§ Prompt
Write the records below out in full, character for character, with no pictures.
[Data for this exercise — start]
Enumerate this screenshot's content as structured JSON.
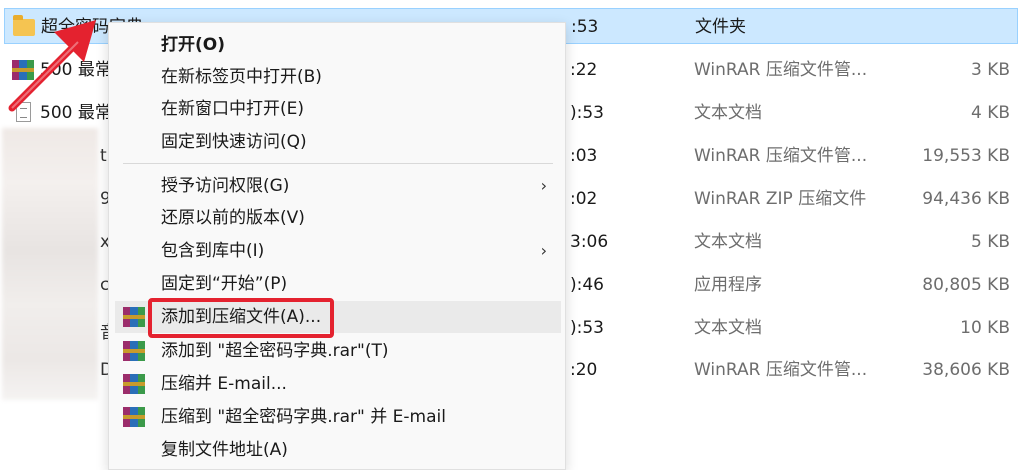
{
  "files": [
    {
      "name": "超全密码字典",
      "time": ":53",
      "type": "文件夹",
      "size": "",
      "icon": "folder-icon",
      "selected": true
    },
    {
      "name": "500 最常",
      "time": ":22",
      "type": "WinRAR 压缩文件管...",
      "size": "3 KB",
      "icon": "winrar-icon"
    },
    {
      "name": "500 最常",
      "time": "):53",
      "type": "文本文档",
      "size": "4 KB",
      "icon": "text-file-icon"
    },
    {
      "name": "t",
      "time": ":03",
      "type": "WinRAR 压缩文件管...",
      "size": "19,553 KB",
      "icon": "winrar-icon"
    },
    {
      "name": "9",
      "time": ":02",
      "type": "WinRAR ZIP 压缩文件",
      "size": "94,436 KB",
      "icon": "winrar-icon"
    },
    {
      "name": "x",
      "time": "3:06",
      "type": "文本文档",
      "size": "5 KB",
      "icon": "text-file-icon"
    },
    {
      "name": "c",
      "time": "):46",
      "type": "应用程序",
      "size": "80,805 KB",
      "icon": "app-icon"
    },
    {
      "name": "音",
      "time": "):53",
      "type": "文本文档",
      "size": "10 KB",
      "icon": "text-file-icon"
    },
    {
      "name": "D",
      "time": ":20",
      "type": "WinRAR 压缩文件管...",
      "size": "38,606 KB",
      "icon": "winrar-icon"
    }
  ],
  "menu": {
    "open": "打开(O)",
    "open_new_tab": "在新标签页中打开(B)",
    "open_new_window": "在新窗口中打开(E)",
    "pin_quick_access": "固定到快速访问(Q)",
    "grant_access": "授予访问权限(G)",
    "restore_versions": "还原以前的版本(V)",
    "include_library": "包含到库中(I)",
    "pin_start": "固定到“开始”(P)",
    "add_archive": "添加到压缩文件(A)...",
    "add_to_rar": "添加到 \"超全密码字典.rar\"(T)",
    "compress_email": "压缩并 E-mail...",
    "compress_rar_email": "压缩到 \"超全密码字典.rar\" 并 E-mail",
    "copy_path": "复制文件地址(A)",
    "submenu_chevron": "›"
  },
  "colors": {
    "selection": "#cce8ff",
    "highlight_border": "#e4222f",
    "arrow": "#e4222f"
  }
}
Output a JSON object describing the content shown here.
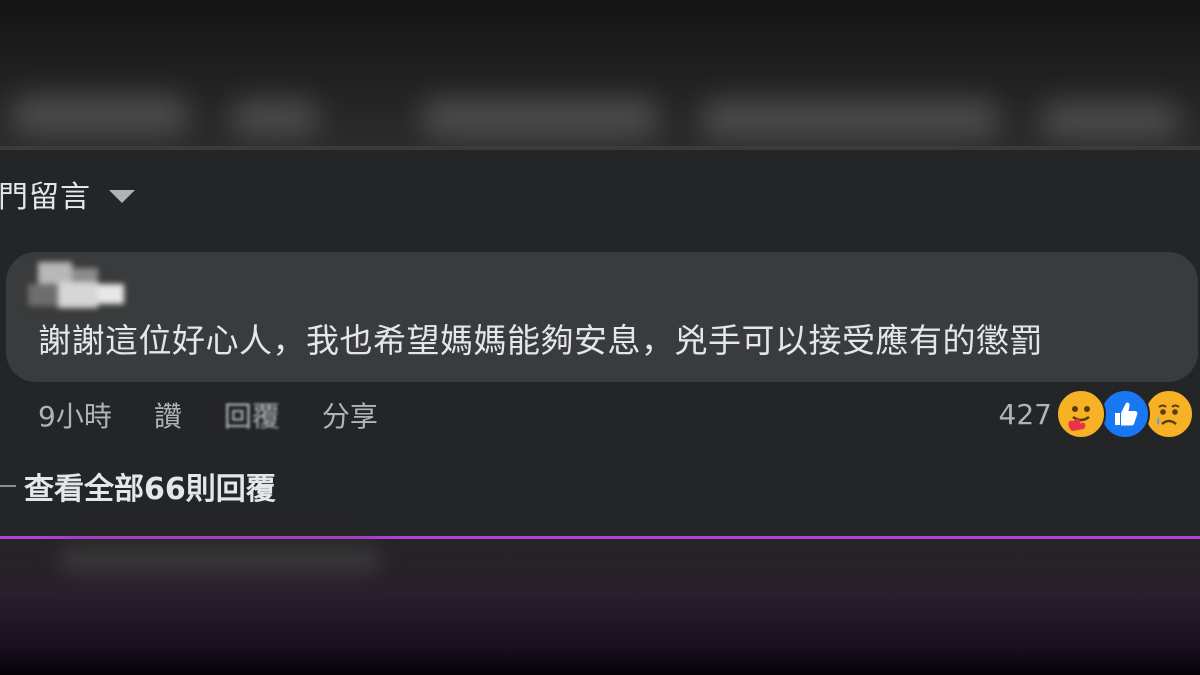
{
  "comments_header": {
    "label": "門留言"
  },
  "comment": {
    "text": "謝謝這位好心人，我也希望媽媽能夠安息，兇手可以接受應有的懲罰",
    "time": "9小時",
    "like_label": "讚",
    "reply_label": "回覆",
    "share_label": "分享",
    "reaction_count": "427",
    "reactions": [
      "care-icon",
      "like-icon",
      "sad-icon"
    ]
  },
  "view_replies": {
    "label": "查看全部66則回覆"
  },
  "colors": {
    "background": "#242526",
    "bubble": "#3a3b3c",
    "divider": "#b33fd9",
    "like_blue": "#1877f2",
    "emoji_yellow": "#f7b125"
  }
}
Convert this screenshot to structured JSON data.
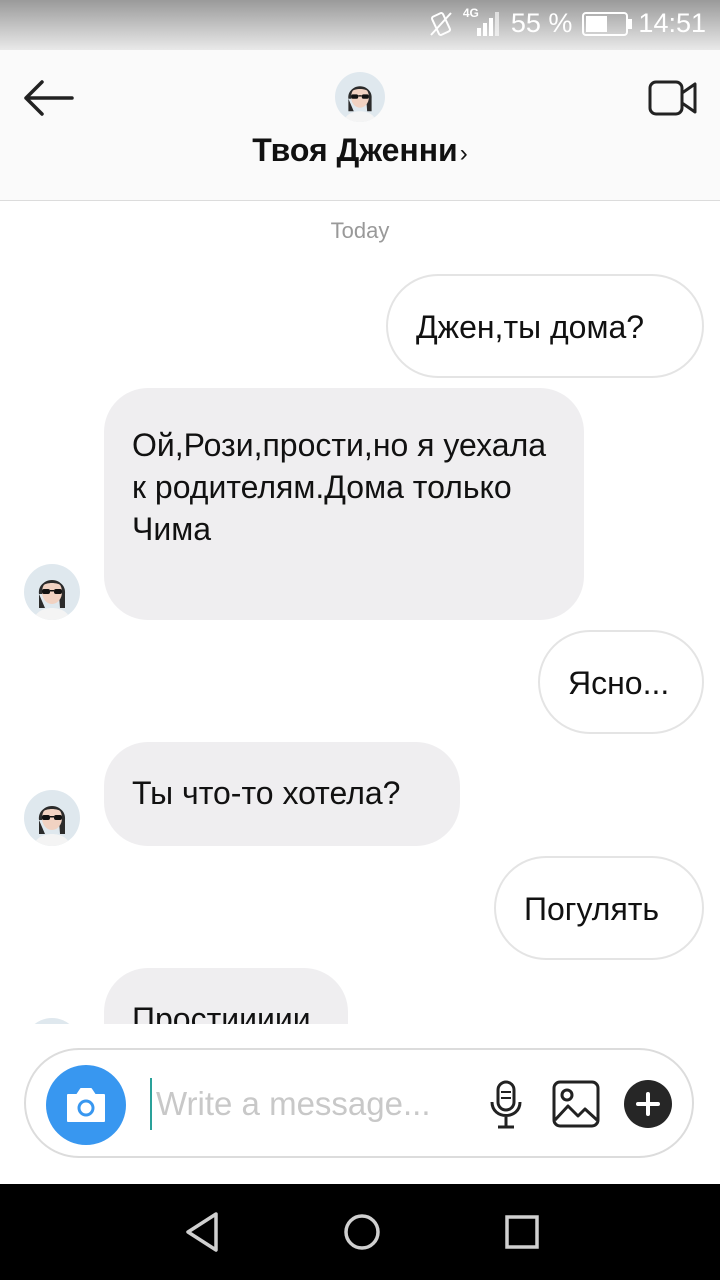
{
  "status_bar": {
    "network": "4G",
    "battery_percent": "55 %",
    "battery_level": 0.55,
    "time": "14:51"
  },
  "header": {
    "contact_name": "Твоя Дженни",
    "chevron": "›"
  },
  "chat": {
    "date_label": "Today",
    "messages": [
      {
        "direction": "outgoing",
        "text": "Джен,ты дома?"
      },
      {
        "direction": "incoming",
        "text": "Ой,Рози,прости,но я уехала к родителям.Дома только Чима"
      },
      {
        "direction": "outgoing",
        "text": "Ясно..."
      },
      {
        "direction": "incoming",
        "text": "Ты что-то хотела?"
      },
      {
        "direction": "outgoing",
        "text": "Погулять"
      },
      {
        "direction": "incoming",
        "text": "Простиииии"
      }
    ]
  },
  "composer": {
    "placeholder": "Write a message..."
  },
  "colors": {
    "camera_button": "#3897f0",
    "incoming_bubble": "#efeef0",
    "nav_bar": "#000000"
  },
  "icons": [
    "back-arrow-icon",
    "video-call-icon",
    "camera-icon",
    "microphone-icon",
    "gallery-icon",
    "plus-icon",
    "nav-back-icon",
    "nav-home-icon",
    "nav-recents-icon"
  ]
}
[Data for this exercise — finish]
§ Answer for this exercise
Enumerate this screenshot's content as structured JSON.
{
  "files": [
    {
      "name": "超全密码字典",
      "time": ":53",
      "type": "文件夹",
      "size": "",
      "icon": "folder-icon",
      "selected": true
    },
    {
      "name": "500 最常",
      "time": ":22",
      "type": "WinRAR 压缩文件管...",
      "size": "3 KB",
      "icon": "winrar-icon"
    },
    {
      "name": "500 最常",
      "time": "):53",
      "type": "文本文档",
      "size": "4 KB",
      "icon": "text-file-icon"
    },
    {
      "name": "t",
      "time": ":03",
      "type": "WinRAR 压缩文件管...",
      "size": "19,553 KB",
      "icon": "winrar-icon"
    },
    {
      "name": "9",
      "time": ":02",
      "type": "WinRAR ZIP 压缩文件",
      "size": "94,436 KB",
      "icon": "winrar-icon"
    },
    {
      "name": "x",
      "time": "3:06",
      "type": "文本文档",
      "size": "5 KB",
      "icon": "text-file-icon"
    },
    {
      "name": "c",
      "time": "):46",
      "type": "应用程序",
      "size": "80,805 KB",
      "icon": "app-icon"
    },
    {
      "name": "音",
      "time": "):53",
      "type": "文本文档",
      "size": "10 KB",
      "icon": "text-file-icon"
    },
    {
      "name": "D",
      "time": ":20",
      "type": "WinRAR 压缩文件管...",
      "size": "38,606 KB",
      "icon": "winrar-icon"
    }
  ],
  "menu": {
    "open": "打开(O)",
    "open_new_tab": "在新标签页中打开(B)",
    "open_new_window": "在新窗口中打开(E)",
    "pin_quick_access": "固定到快速访问(Q)",
    "grant_access": "授予访问权限(G)",
    "restore_versions": "还原以前的版本(V)",
    "include_library": "包含到库中(I)",
    "pin_start": "固定到“开始”(P)",
    "add_archive": "添加到压缩文件(A)...",
    "add_to_rar": "添加到 \"超全密码字典.rar\"(T)",
    "compress_email": "压缩并 E-mail...",
    "compress_rar_email": "压缩到 \"超全密码字典.rar\" 并 E-mail",
    "copy_path": "复制文件地址(A)",
    "submenu_chevron": "›"
  },
  "colors": {
    "selection": "#cce8ff",
    "highlight_border": "#e4222f",
    "arrow": "#e4222f"
  }
}
Output a JSON object describing the content shown here.
{
  "comments_header": {
    "label": "門留言"
  },
  "comment": {
    "text": "謝謝這位好心人，我也希望媽媽能夠安息，兇手可以接受應有的懲罰",
    "time": "9小時",
    "like_label": "讚",
    "reply_label": "回覆",
    "share_label": "分享",
    "reaction_count": "427",
    "reactions": [
      "care-icon",
      "like-icon",
      "sad-icon"
    ]
  },
  "view_replies": {
    "label": "查看全部66則回覆"
  },
  "colors": {
    "background": "#242526",
    "bubble": "#3a3b3c",
    "divider": "#b33fd9",
    "like_blue": "#1877f2",
    "emoji_yellow": "#f7b125"
  }
}
Convert this screenshot to structured JSON data.
{
  "status_bar": {
    "network": "4G",
    "battery_percent": "55 %",
    "battery_level": 0.55,
    "time": "14:51"
  },
  "header": {
    "contact_name": "Твоя Дженни",
    "chevron": "›"
  },
  "chat": {
    "date_label": "Today",
    "messages": [
      {
        "direction": "outgoing",
        "text": "Джен,ты дома?"
      },
      {
        "direction": "incoming",
        "text": "Ой,Рози,прости,но я уехала к родителям.Дома только Чима"
      },
      {
        "direction": "outgoing",
        "text": "Ясно..."
      },
      {
        "direction": "incoming",
        "text": "Ты что-то хотела?"
      },
      {
        "direction": "outgoing",
        "text": "Погулять"
      },
      {
        "direction": "incoming",
        "text": "Простиииии"
      }
    ]
  },
  "composer": {
    "placeholder": "Write a message..."
  },
  "colors": {
    "camera_button": "#3897f0",
    "incoming_bubble": "#efeef0",
    "nav_bar": "#000000"
  },
  "icons": [
    "back-arrow-icon",
    "video-call-icon",
    "camera-icon",
    "microphone-icon",
    "gallery-icon",
    "plus-icon",
    "nav-back-icon",
    "nav-home-icon",
    "nav-recents-icon"
  ]
}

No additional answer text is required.